Independent MLA Ezzard Miller said Tuesday that he is not convinced any aspects of the proposed East End seaport development project were real, except for the developer’s determination to quarry the site and sell the fill for profit.
The North Side representative’s comments were made at a meeting held at the Craddock Ebanks Civic Centre to discuss the planned seaport,
Mr. Miller told the audience of about 80 people that he had refrained from commenting until he met with the developer, listened and asked questions. Through that process he concluded the seaport was not a project he could support or allow to happen.
He said he had asked if the developer, Joseph Imparato, would be prepared to put up a bond for $350 million in case something happened halfway through the project and it was not completed.
“He made it manifestly clear he was not prepared to do that because he could assure me it would be successful,” Mr. Miller said.
He encouraged people to go onto the project’s website and study it. After the developer digs the hole and sells the rock he then expects to invite investors, Mr. Miller said.
He referred to ads in the Caymanian Compass explaining the port proposal. What was missing, he said, were any statistics about the usage of present port facilities. The information he had was that the port is now being used at 30 per cent of its capacity and the average growth of use was one per cent per year, so the country had at least 40 to 50 years of usage of the George town port.
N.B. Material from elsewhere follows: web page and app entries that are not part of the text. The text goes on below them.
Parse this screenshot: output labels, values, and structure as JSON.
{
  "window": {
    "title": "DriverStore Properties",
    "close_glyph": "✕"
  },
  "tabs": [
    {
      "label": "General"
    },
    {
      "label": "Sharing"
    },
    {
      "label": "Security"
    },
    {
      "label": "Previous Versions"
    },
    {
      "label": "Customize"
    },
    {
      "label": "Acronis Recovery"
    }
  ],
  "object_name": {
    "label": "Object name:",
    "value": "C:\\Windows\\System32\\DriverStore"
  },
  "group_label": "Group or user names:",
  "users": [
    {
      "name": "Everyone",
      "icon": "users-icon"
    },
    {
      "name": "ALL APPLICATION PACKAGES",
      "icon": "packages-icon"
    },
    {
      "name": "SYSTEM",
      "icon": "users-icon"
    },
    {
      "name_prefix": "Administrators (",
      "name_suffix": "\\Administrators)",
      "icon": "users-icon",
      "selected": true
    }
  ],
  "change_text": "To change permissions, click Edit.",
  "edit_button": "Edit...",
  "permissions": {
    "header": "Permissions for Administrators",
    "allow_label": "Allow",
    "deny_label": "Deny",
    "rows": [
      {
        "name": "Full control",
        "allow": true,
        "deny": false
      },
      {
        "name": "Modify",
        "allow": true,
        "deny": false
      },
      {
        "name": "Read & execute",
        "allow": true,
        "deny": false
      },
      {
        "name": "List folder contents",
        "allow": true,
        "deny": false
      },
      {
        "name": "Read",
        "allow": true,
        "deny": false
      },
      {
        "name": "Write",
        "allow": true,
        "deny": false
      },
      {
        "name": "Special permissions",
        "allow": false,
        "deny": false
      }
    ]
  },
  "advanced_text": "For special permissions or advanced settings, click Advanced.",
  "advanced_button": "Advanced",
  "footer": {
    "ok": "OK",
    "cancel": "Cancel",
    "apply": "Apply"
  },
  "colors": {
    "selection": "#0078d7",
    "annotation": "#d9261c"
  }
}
The North Side representative said he asked if Mr. Imparato had partners in the shipping business or any commitment from a cruise line.
Mr. Miller said he was told: “Once you build it they will come.”
The MLA said he was also concerned that the developer did not have a business plan to show how the port wold be successfully operated. He did not see any likelihood of the port being used as a cruise ship home port, partly because the cost of passengers’ airfare to get here would be almost as much as the cruise. He did not accept a cruise ship’s presence as a job opportunity for Caymanians, since cleaning the ship was a job for the ship’s crew. There were also issues with security, waste disposal and transporting supplies for the ship.
Use of the port as a transhipment centre was not realistic either, Mr. Miller said, because the area was too small.
Hydrocarbon storage as another feature of the project was just another name for storing gasoline and diesel, he said. Getting fuel to CUC would mean building a pipeline from East End to George Town with the inherent dangers of leakage.
The North Side MLA also referred to physical danger. He asserted that the threat of salt water intrusion into the middle of Grand Cayman is greater than the developer said. Once a storm surge comes over the ridge in East End, it’s coming to North Side, Mr. Miller predicted. That would affect the Botanic Park and the land where the blue iguanas are being released, he said.
Mr. Miller and East End MLA Arden McLean said they could not stop the proposed port project by themselves. But both indicated that if government has publicly committed itself to the project and they could not get the governor to stop it, they were prepared to go to London.
“We have to put up a human barrier to stop this project,” Mr. Miller said, adding that the day government brings the legislation for the port local representatives will need everyone on the steps of the Legislative Assembly Building:.
Mr. McLean spoke briefly about the environmental impact assessment process. He said people had a right to object to the project as much as they had a right to support it, once they knew the facts, but there were too many things not known. He said he was not in North Side to drum up any civil disobedience: “But if that is what it takes, that is what we will have to do.”
The biggest round of applause went to North Sider Ashton Smith, 89, who is a veteran of World War II.
“I stand firm that this thing shall not go through,” Mr. Smith said. He said people had to take care of the farmland in East End and North Side. He pointed to the height of the land in Savannah and how storm water washes over the Island from the south into North Sound.
“Don’t let those people with those dollars blind your eyes,” he said.
Bo Miller endorsed the comments about transhipment ports and said Cayman was now beholden to this type of project because past governments had not saved any money during the prosperous years.
Other members of the audience expressed concerns, with one man fearing that Caymanians were losing their country and this was just the beginning. Copies of a petition to the Governor, Premier and Cabinet asking that the project not be supported are being circulated throughout Grand Cayman, the MLAs said. Mr. Miller explained the petition forms will be labelled so that residents who are not registered voters can sign as well as registered voters.